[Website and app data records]
####
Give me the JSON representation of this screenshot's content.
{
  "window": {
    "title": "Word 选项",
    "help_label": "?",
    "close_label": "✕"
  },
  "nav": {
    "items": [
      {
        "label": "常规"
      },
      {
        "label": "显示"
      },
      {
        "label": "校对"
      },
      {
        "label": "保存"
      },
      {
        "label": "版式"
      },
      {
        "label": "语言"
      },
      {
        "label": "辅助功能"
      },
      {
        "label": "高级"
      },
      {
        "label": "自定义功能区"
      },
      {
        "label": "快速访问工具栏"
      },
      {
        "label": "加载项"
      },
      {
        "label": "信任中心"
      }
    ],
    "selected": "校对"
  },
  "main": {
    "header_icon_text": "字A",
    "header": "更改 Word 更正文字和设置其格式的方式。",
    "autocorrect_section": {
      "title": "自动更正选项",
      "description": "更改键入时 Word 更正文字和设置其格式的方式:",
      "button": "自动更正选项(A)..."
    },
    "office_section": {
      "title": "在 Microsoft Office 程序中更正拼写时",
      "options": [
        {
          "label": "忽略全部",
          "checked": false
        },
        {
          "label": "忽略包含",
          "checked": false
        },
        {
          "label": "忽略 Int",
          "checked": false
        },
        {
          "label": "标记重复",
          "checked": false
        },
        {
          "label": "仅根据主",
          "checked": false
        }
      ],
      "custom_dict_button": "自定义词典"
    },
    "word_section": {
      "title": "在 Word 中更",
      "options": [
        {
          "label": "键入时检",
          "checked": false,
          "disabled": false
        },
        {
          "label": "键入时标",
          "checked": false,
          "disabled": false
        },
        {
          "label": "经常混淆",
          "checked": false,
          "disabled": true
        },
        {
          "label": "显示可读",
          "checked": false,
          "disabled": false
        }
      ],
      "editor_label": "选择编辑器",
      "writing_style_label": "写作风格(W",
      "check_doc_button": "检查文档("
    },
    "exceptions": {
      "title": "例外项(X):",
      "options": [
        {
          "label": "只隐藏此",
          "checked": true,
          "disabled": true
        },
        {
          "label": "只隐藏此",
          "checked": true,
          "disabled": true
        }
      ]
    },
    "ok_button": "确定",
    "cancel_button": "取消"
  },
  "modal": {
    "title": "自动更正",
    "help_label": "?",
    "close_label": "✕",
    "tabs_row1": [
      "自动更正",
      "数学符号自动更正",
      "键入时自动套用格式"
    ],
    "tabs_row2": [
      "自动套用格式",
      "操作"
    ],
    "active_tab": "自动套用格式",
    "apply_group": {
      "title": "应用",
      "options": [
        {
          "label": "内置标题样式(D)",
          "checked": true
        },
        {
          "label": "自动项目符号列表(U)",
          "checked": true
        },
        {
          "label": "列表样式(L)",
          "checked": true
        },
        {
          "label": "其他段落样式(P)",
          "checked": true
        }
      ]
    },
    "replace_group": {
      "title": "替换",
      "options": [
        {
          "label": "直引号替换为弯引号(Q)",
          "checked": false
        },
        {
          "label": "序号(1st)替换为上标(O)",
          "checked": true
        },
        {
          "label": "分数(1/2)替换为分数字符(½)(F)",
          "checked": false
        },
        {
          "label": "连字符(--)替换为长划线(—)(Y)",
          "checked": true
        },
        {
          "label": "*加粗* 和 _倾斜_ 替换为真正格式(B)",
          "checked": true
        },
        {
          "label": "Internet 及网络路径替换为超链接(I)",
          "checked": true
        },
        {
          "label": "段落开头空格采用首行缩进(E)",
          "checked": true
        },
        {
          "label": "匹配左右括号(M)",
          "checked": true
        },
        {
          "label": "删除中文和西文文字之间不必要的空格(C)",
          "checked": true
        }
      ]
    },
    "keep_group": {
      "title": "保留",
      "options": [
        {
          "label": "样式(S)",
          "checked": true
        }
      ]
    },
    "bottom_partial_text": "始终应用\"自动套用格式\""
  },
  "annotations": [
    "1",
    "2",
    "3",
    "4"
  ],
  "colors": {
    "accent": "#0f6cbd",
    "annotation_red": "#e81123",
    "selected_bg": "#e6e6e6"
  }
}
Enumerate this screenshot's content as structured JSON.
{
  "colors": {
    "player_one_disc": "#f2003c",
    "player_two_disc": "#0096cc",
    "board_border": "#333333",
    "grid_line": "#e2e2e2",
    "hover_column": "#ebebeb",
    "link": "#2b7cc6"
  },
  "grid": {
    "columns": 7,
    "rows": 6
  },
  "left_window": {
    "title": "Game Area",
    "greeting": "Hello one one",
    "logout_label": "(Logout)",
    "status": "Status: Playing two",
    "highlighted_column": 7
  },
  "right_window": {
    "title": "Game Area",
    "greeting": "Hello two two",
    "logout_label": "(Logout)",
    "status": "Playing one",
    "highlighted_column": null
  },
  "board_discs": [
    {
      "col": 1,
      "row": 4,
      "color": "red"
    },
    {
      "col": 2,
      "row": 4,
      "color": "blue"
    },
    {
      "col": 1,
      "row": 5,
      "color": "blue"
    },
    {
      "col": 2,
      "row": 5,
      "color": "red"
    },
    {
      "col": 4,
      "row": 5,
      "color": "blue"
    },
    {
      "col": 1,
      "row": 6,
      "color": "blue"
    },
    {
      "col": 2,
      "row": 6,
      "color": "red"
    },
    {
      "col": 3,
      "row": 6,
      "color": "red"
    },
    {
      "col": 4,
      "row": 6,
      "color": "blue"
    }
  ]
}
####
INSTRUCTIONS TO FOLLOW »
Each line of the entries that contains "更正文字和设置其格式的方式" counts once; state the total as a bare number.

EXERCISE RESULT »
2